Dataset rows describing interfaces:
· · · · ·
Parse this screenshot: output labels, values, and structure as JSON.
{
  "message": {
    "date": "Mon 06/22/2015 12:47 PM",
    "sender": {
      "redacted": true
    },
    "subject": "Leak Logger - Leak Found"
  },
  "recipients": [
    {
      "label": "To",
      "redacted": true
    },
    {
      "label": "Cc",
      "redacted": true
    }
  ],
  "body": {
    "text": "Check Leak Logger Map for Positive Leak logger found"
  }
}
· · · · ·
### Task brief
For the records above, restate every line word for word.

### Task output
Parse this screenshot: output labels, values, and structure as JSON.
{
  "message": {
    "date": "Mon 06/22/2015 12:47 PM",
    "sender": {
      "redacted": true
    },
    "subject": "Leak Logger - Leak Found"
  },
  "recipients": [
    {
      "label": "To",
      "redacted": true
    },
    {
      "label": "Cc",
      "redacted": true
    }
  ],
  "body": {
    "text": "Check Leak Logger Map for Positive Leak logger found"
  }
}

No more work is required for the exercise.